▶ _What this task involves_:
Scan the data. Collect each line that contains the word "Repository".

▶ _The data_:
..............................

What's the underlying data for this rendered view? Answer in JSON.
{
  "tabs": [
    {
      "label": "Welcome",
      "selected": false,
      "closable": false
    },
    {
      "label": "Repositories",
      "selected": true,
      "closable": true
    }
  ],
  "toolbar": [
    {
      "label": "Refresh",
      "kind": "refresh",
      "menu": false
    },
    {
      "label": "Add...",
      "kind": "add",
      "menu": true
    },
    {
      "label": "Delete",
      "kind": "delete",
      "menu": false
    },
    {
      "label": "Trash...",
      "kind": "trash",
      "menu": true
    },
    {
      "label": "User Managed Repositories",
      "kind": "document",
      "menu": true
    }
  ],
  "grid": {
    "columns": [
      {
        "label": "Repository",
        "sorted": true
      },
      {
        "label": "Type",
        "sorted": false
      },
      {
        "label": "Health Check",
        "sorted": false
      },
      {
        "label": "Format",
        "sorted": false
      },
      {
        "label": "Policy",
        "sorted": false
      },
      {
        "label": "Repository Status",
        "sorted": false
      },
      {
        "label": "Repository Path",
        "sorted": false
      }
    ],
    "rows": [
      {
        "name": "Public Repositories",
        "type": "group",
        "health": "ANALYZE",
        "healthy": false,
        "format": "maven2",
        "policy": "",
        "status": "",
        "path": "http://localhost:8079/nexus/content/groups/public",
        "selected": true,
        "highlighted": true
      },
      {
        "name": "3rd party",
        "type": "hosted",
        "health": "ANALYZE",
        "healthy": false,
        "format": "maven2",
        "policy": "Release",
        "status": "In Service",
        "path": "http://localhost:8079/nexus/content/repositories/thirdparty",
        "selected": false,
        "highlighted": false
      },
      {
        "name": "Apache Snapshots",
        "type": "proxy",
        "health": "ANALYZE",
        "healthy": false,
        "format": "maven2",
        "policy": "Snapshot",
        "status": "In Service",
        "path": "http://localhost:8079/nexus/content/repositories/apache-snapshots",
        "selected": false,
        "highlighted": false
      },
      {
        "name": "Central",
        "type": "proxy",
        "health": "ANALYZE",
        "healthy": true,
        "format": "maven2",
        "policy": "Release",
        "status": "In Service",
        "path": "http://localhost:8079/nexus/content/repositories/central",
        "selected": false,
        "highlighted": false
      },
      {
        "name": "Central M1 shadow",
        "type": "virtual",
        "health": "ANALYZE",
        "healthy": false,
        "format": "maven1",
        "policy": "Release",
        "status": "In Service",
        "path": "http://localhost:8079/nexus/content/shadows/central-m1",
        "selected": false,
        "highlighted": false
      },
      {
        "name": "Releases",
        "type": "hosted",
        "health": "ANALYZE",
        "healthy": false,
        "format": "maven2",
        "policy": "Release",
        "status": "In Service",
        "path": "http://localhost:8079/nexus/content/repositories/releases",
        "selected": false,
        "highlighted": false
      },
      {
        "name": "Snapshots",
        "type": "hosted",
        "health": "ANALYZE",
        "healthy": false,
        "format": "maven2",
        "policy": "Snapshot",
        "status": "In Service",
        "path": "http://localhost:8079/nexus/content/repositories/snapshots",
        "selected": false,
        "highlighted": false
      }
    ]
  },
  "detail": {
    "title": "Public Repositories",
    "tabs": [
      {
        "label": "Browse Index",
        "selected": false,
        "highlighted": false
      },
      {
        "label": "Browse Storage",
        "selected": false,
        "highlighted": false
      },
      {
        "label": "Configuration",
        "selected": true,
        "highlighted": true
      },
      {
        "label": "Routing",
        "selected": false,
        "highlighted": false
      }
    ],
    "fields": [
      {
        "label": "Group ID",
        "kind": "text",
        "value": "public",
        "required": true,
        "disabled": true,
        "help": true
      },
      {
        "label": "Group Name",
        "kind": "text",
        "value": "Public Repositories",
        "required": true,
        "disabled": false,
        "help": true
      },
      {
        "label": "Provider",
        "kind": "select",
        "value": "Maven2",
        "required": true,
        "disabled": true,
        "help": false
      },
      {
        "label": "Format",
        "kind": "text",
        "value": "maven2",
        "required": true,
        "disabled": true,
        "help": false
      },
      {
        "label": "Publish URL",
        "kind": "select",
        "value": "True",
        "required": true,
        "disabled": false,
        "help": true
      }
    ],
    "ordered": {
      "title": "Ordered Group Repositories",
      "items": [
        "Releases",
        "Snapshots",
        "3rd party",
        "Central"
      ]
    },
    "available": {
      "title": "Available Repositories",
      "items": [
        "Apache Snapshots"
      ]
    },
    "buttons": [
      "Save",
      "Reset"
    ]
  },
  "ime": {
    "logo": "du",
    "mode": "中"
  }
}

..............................

▶ _Written reply_:
        "label": "Repository",
        "label": "Repository Status",
        "label": "Repository Path",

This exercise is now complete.